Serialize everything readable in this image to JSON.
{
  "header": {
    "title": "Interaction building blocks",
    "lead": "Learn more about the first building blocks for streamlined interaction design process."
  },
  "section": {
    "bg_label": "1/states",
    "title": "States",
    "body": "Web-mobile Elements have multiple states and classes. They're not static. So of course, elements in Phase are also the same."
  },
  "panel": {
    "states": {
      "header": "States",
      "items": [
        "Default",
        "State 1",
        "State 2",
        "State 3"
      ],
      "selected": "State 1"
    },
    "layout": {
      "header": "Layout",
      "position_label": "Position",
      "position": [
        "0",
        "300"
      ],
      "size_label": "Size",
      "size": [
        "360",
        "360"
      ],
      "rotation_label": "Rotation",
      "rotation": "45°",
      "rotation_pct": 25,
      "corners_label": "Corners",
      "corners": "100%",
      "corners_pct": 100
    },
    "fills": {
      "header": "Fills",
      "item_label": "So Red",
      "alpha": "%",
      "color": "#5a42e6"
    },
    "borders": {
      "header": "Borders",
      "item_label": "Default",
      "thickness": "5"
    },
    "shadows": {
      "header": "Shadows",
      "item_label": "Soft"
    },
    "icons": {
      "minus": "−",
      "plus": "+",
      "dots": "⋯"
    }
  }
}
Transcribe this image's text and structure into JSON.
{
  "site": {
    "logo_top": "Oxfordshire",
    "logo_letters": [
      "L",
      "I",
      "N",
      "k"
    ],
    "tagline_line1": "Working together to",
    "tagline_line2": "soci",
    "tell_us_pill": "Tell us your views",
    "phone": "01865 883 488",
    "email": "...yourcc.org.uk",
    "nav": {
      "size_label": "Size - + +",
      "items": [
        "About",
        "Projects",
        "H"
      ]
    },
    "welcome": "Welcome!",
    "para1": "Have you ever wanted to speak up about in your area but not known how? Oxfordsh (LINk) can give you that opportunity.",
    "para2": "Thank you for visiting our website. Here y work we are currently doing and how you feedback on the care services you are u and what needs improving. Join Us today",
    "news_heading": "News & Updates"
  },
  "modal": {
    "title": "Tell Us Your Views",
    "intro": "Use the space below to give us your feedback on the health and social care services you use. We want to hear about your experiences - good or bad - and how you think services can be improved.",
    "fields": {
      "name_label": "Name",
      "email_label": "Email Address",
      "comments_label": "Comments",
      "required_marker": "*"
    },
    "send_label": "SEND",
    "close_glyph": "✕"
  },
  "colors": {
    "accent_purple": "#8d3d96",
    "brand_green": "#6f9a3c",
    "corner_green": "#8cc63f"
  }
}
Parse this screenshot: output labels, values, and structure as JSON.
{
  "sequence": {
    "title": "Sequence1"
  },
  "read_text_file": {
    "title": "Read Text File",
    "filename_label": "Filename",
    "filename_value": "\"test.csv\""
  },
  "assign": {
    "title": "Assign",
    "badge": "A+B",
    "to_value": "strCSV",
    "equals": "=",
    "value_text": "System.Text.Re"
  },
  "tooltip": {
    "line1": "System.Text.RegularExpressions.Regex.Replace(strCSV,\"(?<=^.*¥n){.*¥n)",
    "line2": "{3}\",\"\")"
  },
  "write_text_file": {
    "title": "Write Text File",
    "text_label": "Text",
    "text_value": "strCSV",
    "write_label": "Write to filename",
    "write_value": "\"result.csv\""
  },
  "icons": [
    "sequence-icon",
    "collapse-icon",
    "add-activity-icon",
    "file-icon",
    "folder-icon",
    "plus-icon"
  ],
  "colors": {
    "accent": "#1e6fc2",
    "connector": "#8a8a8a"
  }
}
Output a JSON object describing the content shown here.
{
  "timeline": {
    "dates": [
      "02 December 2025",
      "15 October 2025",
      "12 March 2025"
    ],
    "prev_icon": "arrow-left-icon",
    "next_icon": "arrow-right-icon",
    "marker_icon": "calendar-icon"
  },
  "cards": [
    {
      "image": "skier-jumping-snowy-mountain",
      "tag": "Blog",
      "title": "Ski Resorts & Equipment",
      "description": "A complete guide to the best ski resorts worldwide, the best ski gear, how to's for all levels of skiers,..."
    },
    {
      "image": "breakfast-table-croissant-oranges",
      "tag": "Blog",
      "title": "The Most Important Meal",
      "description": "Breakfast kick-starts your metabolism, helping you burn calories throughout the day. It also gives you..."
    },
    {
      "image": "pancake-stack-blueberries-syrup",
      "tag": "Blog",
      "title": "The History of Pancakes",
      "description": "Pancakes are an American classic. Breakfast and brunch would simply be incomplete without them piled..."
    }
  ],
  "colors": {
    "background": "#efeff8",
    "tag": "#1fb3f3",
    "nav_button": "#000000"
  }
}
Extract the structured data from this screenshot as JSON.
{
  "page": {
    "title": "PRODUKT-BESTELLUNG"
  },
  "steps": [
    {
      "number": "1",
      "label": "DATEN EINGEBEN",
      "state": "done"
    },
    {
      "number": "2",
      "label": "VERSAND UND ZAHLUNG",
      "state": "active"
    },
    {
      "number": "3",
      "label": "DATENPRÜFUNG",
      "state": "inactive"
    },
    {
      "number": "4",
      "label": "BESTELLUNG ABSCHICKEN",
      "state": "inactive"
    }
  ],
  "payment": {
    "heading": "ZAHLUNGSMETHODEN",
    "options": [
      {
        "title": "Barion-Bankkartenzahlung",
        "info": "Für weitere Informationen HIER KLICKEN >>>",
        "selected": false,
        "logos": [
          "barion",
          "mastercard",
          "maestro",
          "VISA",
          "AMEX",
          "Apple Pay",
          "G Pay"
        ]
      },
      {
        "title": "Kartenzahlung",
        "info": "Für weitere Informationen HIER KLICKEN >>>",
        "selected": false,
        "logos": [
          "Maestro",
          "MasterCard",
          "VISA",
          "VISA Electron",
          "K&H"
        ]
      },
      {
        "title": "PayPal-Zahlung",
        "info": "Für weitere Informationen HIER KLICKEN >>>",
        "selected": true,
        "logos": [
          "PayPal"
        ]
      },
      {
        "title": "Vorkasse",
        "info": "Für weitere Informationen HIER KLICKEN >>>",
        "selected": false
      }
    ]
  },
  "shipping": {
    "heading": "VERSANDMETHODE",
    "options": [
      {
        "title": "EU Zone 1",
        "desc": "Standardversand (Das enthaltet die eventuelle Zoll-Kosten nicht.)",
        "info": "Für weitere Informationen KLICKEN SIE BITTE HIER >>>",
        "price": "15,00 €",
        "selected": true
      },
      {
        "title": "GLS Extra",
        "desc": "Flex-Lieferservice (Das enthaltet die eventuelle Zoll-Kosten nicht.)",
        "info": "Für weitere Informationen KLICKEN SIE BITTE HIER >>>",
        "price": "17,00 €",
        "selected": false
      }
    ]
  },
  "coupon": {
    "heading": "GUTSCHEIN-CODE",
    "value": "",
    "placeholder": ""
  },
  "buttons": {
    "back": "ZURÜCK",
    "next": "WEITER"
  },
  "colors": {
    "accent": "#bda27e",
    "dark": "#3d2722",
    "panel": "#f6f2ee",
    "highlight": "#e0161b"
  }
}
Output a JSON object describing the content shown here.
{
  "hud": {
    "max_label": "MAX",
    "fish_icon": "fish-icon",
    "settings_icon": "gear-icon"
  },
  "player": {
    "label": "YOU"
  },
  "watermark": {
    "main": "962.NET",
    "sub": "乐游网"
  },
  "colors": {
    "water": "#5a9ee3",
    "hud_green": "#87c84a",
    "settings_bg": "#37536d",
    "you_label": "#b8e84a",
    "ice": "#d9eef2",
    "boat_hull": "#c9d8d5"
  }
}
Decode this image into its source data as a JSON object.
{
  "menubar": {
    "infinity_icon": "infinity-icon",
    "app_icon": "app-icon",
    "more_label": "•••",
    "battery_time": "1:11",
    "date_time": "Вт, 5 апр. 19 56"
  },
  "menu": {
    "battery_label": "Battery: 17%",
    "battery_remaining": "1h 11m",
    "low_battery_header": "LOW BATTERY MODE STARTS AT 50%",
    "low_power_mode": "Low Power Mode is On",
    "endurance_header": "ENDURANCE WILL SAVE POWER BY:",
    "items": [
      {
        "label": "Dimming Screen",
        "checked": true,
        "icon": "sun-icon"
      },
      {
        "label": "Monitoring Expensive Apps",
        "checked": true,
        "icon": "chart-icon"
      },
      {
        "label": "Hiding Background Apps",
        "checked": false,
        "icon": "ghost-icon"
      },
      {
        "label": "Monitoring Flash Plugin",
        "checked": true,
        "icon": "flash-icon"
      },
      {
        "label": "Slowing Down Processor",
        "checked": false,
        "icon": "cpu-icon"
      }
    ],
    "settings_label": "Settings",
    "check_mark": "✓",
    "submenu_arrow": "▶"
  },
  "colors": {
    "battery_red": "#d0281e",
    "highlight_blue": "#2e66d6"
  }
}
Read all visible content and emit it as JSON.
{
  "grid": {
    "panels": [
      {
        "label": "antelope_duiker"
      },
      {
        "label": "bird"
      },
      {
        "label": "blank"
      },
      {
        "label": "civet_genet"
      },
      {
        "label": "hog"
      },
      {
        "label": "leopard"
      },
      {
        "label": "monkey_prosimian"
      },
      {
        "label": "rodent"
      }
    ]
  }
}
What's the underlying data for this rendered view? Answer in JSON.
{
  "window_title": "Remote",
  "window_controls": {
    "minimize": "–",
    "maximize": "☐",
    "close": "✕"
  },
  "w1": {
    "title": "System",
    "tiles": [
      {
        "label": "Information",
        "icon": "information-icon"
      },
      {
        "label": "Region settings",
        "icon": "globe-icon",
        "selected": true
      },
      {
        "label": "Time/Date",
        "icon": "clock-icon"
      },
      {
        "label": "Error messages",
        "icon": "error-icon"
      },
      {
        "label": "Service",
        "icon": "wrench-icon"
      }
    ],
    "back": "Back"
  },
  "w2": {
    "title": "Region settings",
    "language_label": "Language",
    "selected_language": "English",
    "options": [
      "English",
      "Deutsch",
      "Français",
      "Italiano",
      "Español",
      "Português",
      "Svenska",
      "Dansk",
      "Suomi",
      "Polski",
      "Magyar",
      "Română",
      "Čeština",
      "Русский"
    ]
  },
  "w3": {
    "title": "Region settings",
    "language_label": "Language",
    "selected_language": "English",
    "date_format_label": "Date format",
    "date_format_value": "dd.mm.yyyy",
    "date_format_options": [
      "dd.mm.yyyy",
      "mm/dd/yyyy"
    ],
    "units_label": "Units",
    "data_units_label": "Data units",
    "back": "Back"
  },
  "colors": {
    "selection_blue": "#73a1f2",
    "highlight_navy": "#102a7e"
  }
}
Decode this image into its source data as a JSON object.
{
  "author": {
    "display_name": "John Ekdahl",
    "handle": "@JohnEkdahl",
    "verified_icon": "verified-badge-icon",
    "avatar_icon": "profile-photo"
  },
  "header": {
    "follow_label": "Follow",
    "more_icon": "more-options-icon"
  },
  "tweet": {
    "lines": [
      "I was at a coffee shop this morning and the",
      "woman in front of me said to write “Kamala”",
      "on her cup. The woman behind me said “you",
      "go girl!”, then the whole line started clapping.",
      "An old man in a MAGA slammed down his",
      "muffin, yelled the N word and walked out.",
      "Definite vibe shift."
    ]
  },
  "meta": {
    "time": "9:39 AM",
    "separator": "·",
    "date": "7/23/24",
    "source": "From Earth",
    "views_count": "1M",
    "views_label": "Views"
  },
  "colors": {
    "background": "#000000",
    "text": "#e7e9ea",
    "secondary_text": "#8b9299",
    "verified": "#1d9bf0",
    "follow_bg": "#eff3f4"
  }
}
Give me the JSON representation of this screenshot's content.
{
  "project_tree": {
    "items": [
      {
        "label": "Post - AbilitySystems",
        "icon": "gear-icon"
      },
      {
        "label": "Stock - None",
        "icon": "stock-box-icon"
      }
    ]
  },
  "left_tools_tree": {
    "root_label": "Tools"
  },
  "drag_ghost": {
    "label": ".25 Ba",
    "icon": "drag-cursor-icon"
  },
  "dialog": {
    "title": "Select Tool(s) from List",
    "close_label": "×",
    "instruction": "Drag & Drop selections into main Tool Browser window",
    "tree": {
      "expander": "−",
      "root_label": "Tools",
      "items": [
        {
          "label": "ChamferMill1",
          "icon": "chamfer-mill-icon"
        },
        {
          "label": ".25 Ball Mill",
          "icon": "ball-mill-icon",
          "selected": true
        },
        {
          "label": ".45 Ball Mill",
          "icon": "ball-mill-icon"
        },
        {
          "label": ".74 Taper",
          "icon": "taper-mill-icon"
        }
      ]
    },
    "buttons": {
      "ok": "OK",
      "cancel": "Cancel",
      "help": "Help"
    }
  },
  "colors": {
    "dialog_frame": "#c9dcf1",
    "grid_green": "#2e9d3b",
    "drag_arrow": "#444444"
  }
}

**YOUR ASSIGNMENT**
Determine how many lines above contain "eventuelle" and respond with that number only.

**EXERCISE OUTPUT**
2